*PROVIDED DATA*:
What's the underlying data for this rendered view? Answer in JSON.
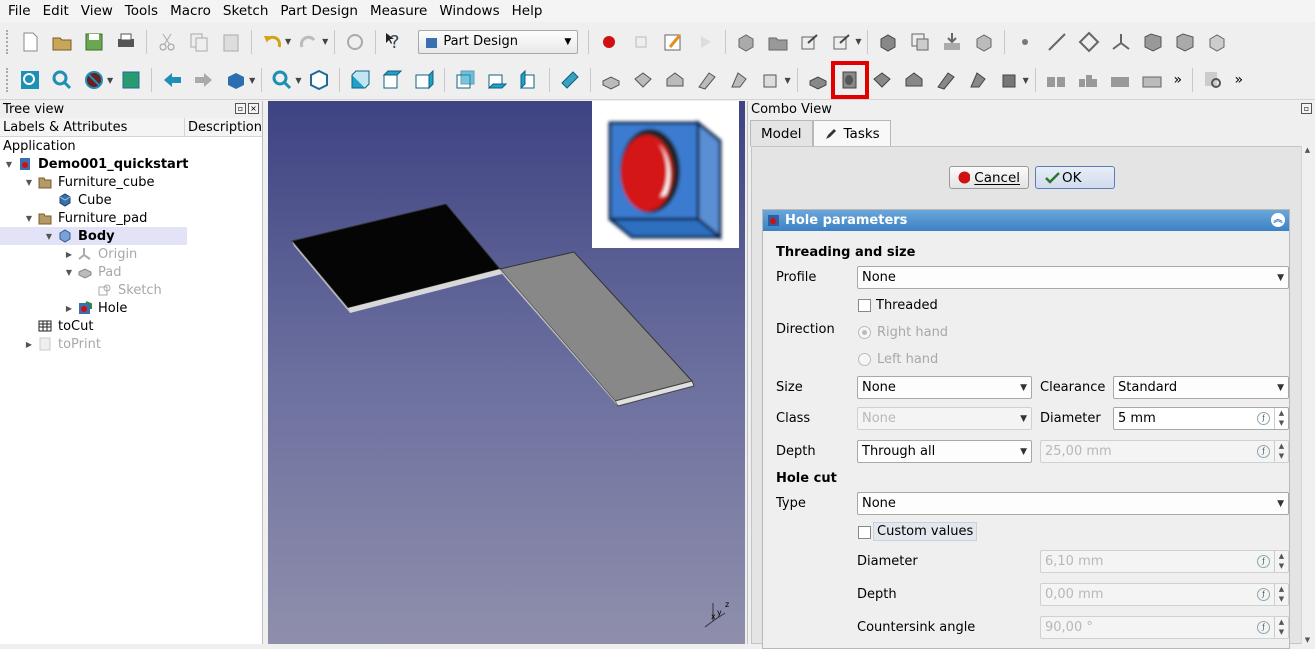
{
  "menu": [
    "File",
    "Edit",
    "View",
    "Tools",
    "Macro",
    "Sketch",
    "Part Design",
    "Measure",
    "Windows",
    "Help"
  ],
  "workbench": "Part Design",
  "tree": {
    "title": "Tree view",
    "col1": "Labels & Attributes",
    "col2": "Description",
    "root": "Application",
    "items": [
      {
        "label": "Demo001_quickstart",
        "bold": true
      },
      {
        "label": "Furniture_cube"
      },
      {
        "label": "Cube"
      },
      {
        "label": "Furniture_pad"
      },
      {
        "label": "Body",
        "bold": true
      },
      {
        "label": "Origin"
      },
      {
        "label": "Pad"
      },
      {
        "label": "Sketch"
      },
      {
        "label": "Hole"
      },
      {
        "label": "toCut"
      },
      {
        "label": "toPrint"
      }
    ]
  },
  "combo": {
    "title": "Combo View",
    "tab_model": "Model",
    "tab_tasks": "Tasks",
    "cancel": "Cancel",
    "ok": "OK",
    "group_title": "Hole parameters",
    "threading_section": "Threading and size",
    "profile_label": "Profile",
    "profile_value": "None",
    "threaded_label": "Threaded",
    "direction_label": "Direction",
    "right_hand": "Right hand",
    "left_hand": "Left hand",
    "size_label": "Size",
    "size_value": "None",
    "clearance_label": "Clearance",
    "clearance_value": "Standard",
    "class_label": "Class",
    "class_value": "None",
    "diameter_label": "Diameter",
    "diameter_value": "5 mm",
    "depth_label": "Depth",
    "depth_value": "Through all",
    "depth_amount": "25,00 mm",
    "holecut_section": "Hole cut",
    "type_label": "Type",
    "type_value": "None",
    "custom_values": "Custom values",
    "cut_diameter_label": "Diameter",
    "cut_diameter_value": "6,10 mm",
    "cut_depth_label": "Depth",
    "cut_depth_value": "0,00 mm",
    "countersink_label": "Countersink angle",
    "countersink_value": "90,00 °"
  },
  "colors": {
    "accent": "#3c82c4",
    "highlight": "#e00000"
  }
}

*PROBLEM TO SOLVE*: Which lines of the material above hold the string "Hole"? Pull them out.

*RESULT OF THE EXERCISE*:
        "label": "Hole"
    "group_title": "Hole parameters",
    "holecut_section": "Hole cut",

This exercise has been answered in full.